Pain and setbacks like plantar fasciitis can slow down your exercise goals, but a dedicated recovery plan can get you back on track quickly.
If you’re accustomed to setting new year’s resolutions, you know that there are several things that can get in the way of achieving those goals—including pain or setbacks when exercising such as sprains, strains, or even more specific injuries or sharp pain like plantar fasciitis.
Exercise-related goals are often among the most common New Year’s resolutions. Finding the motivation to get a workout routine started is one thing, but keeping yourself healthy and pain-free to continue to find success in those workouts is another. However, avoiding injury is often easier said than done. Unfortunately, injuries of some kind are inevitable. Once an injury happens, do what you can to get back on track with your goals as quickly—but safely—as you can. Don’t let pain or immobility as a result of an injury hold you back for long!
If pain lingers and becomes chronic, it’s recommended to see a doctor about the injury. However, several types of exercise-related pain can be treated by the individual. For instance, a common cause of heel pain is plantar fasciitis. While it can be caused by standing on your feet a majority of the day, like when working in construction, plantar fasciitis can also result from workouts, especially if you’re wearing unsupportive shoes or if you have an unusual foot strike on the ground. Certain types of exercise also give way more to plantar fasciitis, such as running or dancing, as can the way your feet are built or the way you walk, according to Mayo Clinic1.
A key indicator that you’re experiencing plantar fasciitis is how the pain occurs. If it’s first thing when you wake up and start walking or upon standing after a long period of inactivity, plantar fasciitis could be the culprit. Typically, your foot will hurt for a few steps before the pain backs down. But don’t think that because the pain went away, so did the problem. It can flare up again on and off when you go between sitting and standing. The pain is a result of microtears in the tissue of your feet which cause inflammation.
A common process often recommended for injury is easily remembered by the acronym R.I.C.E.—rest, ice, compress, elevate. Whether it’s foot pain through plantar fasciitis, elbow pain through tennis elbow, or any other minor exercise injury, this can be a good starting point for healing.
- Rest: Since walking can cause plantar fasciitis pain in the first place, this is an important first step. Allowing the injury to rest gives the body time to help itself heal.
- Ice: Plantar fasciitis is caused by microtears in the tissue that get inflamed. Inflammation decreases through icing. Since it’s hard to rest your feet for long period of time—aside from sleeping overnight—icing in lengths of 15-20 minutes at a time for a few days helps reduce the inflammation.

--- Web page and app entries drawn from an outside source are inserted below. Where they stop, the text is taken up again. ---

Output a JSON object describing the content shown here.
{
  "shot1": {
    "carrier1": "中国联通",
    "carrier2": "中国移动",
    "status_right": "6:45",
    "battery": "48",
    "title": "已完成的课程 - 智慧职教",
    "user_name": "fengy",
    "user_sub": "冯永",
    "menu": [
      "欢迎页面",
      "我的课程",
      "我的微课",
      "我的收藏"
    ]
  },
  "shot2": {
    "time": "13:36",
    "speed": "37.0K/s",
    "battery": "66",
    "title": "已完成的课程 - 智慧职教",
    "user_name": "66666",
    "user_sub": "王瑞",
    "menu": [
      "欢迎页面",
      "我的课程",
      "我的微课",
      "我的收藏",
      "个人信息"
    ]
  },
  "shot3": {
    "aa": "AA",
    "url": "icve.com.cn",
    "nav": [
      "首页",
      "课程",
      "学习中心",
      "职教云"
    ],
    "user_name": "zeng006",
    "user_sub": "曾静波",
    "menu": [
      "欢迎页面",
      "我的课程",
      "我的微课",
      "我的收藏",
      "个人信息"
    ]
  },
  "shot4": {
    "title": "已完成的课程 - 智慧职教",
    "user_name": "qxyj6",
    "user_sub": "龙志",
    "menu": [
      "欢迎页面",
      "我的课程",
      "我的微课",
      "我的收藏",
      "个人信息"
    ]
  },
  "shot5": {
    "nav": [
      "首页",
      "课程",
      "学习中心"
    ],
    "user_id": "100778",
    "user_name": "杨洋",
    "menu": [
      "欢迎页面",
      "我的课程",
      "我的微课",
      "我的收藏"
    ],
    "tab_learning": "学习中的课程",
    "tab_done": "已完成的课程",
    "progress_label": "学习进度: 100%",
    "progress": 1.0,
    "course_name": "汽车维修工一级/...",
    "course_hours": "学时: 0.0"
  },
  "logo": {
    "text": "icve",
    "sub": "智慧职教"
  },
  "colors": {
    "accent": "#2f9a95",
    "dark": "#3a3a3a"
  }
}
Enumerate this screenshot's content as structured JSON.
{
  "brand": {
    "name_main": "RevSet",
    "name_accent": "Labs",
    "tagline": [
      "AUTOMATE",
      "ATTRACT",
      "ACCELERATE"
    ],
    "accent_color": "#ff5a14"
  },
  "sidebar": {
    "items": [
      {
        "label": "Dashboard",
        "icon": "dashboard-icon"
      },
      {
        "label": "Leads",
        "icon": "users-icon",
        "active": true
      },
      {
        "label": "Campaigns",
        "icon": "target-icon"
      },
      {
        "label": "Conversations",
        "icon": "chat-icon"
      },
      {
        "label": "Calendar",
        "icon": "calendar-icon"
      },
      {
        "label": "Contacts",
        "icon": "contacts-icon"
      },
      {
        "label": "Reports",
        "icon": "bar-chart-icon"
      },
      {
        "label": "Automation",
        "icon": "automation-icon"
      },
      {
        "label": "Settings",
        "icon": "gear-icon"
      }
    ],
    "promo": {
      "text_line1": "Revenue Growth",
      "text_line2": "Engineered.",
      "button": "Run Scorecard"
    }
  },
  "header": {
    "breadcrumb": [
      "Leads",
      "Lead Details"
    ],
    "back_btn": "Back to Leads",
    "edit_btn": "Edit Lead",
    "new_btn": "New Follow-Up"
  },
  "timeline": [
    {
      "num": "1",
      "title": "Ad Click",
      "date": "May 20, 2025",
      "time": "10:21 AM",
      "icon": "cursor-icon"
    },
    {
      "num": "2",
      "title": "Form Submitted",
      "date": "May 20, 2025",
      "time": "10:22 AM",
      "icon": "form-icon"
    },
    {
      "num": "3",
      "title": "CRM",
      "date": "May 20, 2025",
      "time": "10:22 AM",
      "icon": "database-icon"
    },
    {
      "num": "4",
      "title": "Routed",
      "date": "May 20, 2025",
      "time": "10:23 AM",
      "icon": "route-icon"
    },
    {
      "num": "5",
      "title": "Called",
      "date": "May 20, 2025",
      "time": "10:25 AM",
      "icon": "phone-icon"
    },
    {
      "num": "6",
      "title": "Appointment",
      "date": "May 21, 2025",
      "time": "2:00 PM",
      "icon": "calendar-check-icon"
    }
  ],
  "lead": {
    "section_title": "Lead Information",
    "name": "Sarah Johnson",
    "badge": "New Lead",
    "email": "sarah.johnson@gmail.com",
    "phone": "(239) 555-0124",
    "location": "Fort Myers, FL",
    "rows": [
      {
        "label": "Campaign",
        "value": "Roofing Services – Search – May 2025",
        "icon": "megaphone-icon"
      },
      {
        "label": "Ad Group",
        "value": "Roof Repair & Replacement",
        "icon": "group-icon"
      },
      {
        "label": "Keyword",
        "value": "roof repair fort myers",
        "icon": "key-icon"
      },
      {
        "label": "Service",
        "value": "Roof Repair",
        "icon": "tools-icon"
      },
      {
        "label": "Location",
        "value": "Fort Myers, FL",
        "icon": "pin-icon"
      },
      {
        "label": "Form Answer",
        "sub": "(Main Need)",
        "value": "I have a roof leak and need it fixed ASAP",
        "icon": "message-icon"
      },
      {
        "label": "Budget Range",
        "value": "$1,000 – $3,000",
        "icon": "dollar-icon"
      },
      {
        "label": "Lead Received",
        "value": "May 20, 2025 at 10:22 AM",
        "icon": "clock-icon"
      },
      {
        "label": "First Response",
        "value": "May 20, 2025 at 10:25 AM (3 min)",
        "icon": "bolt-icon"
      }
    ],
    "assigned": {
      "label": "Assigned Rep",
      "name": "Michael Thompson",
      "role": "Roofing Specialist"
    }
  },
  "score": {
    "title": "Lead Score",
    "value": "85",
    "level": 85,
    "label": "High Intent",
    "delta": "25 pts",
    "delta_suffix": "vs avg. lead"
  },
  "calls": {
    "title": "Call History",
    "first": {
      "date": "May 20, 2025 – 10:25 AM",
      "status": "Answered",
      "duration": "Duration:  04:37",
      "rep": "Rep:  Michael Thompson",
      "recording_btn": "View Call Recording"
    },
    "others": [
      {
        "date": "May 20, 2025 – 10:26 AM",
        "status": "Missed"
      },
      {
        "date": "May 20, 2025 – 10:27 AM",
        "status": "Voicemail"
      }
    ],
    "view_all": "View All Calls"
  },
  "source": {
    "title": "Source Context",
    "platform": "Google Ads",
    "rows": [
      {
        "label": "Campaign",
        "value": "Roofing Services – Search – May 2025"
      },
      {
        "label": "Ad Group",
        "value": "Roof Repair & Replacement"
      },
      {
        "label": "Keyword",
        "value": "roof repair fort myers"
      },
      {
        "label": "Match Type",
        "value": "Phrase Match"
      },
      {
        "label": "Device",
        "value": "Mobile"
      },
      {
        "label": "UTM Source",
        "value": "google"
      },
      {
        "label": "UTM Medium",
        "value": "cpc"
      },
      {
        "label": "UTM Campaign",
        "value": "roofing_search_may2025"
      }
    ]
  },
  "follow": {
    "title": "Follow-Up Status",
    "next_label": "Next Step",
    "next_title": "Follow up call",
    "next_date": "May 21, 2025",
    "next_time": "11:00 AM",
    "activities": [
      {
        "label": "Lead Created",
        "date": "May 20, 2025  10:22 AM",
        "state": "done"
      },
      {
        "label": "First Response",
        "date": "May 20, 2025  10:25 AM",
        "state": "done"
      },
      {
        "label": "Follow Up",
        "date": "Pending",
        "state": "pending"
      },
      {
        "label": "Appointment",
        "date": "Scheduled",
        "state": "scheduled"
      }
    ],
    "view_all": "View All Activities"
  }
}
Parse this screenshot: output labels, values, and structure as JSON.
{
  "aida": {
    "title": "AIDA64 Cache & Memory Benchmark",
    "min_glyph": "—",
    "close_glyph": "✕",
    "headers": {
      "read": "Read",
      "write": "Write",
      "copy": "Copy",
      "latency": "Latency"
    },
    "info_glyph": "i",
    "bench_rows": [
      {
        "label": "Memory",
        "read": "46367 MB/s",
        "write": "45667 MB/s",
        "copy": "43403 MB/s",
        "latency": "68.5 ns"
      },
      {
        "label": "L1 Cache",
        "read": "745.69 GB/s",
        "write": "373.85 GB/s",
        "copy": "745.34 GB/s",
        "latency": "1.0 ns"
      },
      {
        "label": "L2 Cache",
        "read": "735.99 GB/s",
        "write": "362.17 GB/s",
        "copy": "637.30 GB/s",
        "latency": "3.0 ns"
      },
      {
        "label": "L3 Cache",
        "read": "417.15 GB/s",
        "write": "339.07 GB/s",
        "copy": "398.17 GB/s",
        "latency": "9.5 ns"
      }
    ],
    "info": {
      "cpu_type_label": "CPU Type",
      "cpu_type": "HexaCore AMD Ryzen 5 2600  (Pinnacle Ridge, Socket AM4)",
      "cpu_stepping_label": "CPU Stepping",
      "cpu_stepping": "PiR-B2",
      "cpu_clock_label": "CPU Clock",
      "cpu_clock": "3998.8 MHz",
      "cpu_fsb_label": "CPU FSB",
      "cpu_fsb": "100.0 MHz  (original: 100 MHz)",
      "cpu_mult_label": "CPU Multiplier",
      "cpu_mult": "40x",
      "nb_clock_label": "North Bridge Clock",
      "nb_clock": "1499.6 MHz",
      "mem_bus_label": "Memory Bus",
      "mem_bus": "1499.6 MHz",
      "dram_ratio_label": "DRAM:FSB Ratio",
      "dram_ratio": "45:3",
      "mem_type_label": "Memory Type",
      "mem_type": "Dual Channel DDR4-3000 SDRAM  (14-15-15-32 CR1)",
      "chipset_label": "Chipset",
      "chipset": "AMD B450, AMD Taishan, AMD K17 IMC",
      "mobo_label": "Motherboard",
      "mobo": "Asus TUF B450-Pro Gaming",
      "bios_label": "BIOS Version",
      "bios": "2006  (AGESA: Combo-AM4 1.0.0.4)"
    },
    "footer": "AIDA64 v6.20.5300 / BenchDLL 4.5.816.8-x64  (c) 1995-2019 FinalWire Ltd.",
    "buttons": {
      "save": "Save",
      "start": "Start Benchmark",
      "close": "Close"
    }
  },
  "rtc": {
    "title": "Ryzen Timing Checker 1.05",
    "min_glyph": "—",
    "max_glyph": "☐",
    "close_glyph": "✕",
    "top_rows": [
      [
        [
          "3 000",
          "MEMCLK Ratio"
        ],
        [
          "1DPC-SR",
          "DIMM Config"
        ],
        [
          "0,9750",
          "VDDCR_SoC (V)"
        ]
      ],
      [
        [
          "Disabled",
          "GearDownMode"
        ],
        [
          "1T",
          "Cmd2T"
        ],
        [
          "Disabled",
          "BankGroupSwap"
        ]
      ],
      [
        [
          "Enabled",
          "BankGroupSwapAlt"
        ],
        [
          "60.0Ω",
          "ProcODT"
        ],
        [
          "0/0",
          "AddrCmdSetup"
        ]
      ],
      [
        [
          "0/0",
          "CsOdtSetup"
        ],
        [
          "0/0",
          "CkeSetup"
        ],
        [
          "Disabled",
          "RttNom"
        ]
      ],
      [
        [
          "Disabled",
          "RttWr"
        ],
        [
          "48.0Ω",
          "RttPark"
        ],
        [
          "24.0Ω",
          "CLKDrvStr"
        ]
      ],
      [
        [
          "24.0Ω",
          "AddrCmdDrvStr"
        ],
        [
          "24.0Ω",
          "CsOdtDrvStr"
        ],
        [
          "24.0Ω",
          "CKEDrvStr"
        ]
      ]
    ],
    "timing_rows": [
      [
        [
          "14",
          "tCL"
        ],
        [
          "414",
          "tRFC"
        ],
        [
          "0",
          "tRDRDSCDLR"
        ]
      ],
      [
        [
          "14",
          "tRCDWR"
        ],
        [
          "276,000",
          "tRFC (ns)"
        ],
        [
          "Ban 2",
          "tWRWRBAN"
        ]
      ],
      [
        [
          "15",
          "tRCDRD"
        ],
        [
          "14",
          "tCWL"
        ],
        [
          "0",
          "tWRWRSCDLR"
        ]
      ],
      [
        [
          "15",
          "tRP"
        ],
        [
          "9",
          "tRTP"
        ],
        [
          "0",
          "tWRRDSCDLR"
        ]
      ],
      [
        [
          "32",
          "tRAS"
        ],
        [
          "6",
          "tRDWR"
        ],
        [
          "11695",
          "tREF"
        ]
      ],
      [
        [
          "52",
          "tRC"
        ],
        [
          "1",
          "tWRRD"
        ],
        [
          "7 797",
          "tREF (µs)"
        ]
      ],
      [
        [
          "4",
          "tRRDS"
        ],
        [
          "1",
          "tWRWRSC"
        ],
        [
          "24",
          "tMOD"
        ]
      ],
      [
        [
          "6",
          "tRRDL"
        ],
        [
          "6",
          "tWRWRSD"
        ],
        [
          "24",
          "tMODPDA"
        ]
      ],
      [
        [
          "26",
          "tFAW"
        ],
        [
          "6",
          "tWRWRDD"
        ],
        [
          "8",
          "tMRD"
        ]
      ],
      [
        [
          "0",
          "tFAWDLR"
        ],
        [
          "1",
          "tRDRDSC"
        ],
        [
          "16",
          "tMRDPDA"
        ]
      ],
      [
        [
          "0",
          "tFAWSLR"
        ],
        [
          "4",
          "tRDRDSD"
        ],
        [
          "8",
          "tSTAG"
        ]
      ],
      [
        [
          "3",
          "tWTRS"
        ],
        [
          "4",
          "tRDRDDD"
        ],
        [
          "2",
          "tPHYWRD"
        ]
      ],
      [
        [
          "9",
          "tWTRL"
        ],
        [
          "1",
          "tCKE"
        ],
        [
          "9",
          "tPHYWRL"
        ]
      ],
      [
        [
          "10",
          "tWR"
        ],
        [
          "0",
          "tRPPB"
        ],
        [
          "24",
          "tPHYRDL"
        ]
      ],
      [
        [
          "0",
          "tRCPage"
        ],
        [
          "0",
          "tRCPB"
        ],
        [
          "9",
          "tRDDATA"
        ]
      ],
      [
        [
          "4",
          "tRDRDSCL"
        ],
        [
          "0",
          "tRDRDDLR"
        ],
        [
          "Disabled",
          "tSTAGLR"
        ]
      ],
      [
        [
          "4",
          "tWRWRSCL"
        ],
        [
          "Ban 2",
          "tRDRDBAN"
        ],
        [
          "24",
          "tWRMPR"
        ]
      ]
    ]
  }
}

- Compress: Compression can help reduce swelling as well as providing support when it’s necessary to use the injured area—in this case, when you need to walk.
- Elevate: Keeping the foot up higher than heart level can help minimize swelling in the area. Rest your foot on pillows for comfort.
While rest, ice, and elevation are important to prevent the injury from getting worse and to help it heal, compression is used while you’re getting back to action. Extensive exercise that places a lot of undue pressure on the foot is not recommended when healing from plantar fasciitis, but the compression will help get you back up and moving. However, don’t let the pain get you down for long. While painful to experience, plantar fasciitis doesn’t necessarily require surgery or other in-depth treatment. Plantar fasciitis treatment, in addition to adhering to the R.I.C.E. method above, can include stretching as well as modifying activities that cause pain.
- Modifying exercise activity can help you keep up with your workout goals by allowing you to continue to get workouts in.
- If you were running before plantar fasciitis pain, turn to lower impact works such as swimming or stationary cycling in the interim. These types of workouts put much less stress on your feet and give the plantar fascia the time it needs to heal properly.2
- Stretch your muscles! Plantar fasciitis can start with calf muscle tension, so make sure to do plenty of stretching of your feet, Achilles tendons, and calves before and during workouts.
- Use a compression wrap or support strap when you have pain but need to walk. It will help reduce swelling and enhance blood flow while providing some relief.
Compression wraps help with shock absorption when you walk. Since a plantar fasciitis injury takes longer to heal because you still need to use your feet to walk, wearing a compression wrap can help by reducing shock during a foot strike. It also helps maintain alignment of the bones.
Pain or injuries that start out small can blossom into bigger problems, and pain that lasts for more than three months—even despite treatments—is considered chronic. Plantar fasciitis can temporarily slow down your exercise goals because it makes the simple movement of walking painful. Exacerbated by the fact that you’re not often able to stay off your feet for long periods of time—outside of sleeping at night—it can feel like a difficult pain to work through. While we always recommend talking to your doctor about any serious injury, these are some small steps you can take to accelerate your healing and get you back to your New Year’s resolution in no time.
- Mayo Clinic: Plantar fasciitis
- Healthline: Plantar Fasciitis